GENEVA - The World Food Program says nearly a million of South Sudan’s 11 million people have been affected by devastating floods and are in urgent need of life-saving assistance.
The government has declared a state of emergency in Bahr el Ghazal, Greater Upper Nile and Greater Equatoria states. It is appealing for increased international support to help it deal with this natural disaster, the worst in many years.
The United Nations reports a year’s worth of rain has fallen in a matter of weeks in some areas, washing away homes and livestock. Airstrips and roads are unusable, making many remote areas inaccessible.
The World Food Program reports tens of thousands of people are homeless and living in temporary shelters. Even before the rains fell, the agency notes 4.5 million people in the country did not know where their next meal was coming from.
WFP spokesman Herve Verhoosel says that number is likely to increase by one million next year.
“The floods come at the start of what should have been the dry season—meaning the farming season has been ruined for many—putting vulnerable families at real risk. Early indications are that some 40,000 acres of cropland has been destroyed, leading to the loss of 20,000 metric tons of food, while many livestock have perished,” he said.
Verhoosel said more than three-quarters of a million people right now require food and nutrition assistance. He calls the situation scary, with many people living on a knife’s edge.
Verhoosel said the WFP has deployed a fleet of five helicopters to fly humanitarian workers, food and other supplies to flood victims in areas cut off from aid.

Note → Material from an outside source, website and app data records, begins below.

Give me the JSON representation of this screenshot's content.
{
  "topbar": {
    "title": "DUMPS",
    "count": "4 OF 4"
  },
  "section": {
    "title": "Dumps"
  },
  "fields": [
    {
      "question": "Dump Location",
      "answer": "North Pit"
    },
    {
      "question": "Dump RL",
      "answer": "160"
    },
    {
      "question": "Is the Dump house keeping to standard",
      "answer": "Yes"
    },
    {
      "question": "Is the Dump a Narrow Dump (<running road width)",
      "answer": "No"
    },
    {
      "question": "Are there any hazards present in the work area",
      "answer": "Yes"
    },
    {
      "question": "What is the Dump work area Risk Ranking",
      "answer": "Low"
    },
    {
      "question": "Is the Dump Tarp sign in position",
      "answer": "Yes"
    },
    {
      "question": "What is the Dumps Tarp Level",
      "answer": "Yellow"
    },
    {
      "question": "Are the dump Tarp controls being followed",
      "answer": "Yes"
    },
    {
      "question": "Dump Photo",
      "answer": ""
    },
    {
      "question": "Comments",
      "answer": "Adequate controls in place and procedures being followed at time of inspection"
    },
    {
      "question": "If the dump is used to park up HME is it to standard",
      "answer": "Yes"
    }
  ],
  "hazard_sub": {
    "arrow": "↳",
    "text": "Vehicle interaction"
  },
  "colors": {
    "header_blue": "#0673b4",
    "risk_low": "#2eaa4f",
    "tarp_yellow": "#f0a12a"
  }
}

The WFP is appealing for $40 million to provide 19,000 metric tons of food aid over the next three months. It says more money probably will be needed once the full extent of the damage done by this disaster becomes clearer.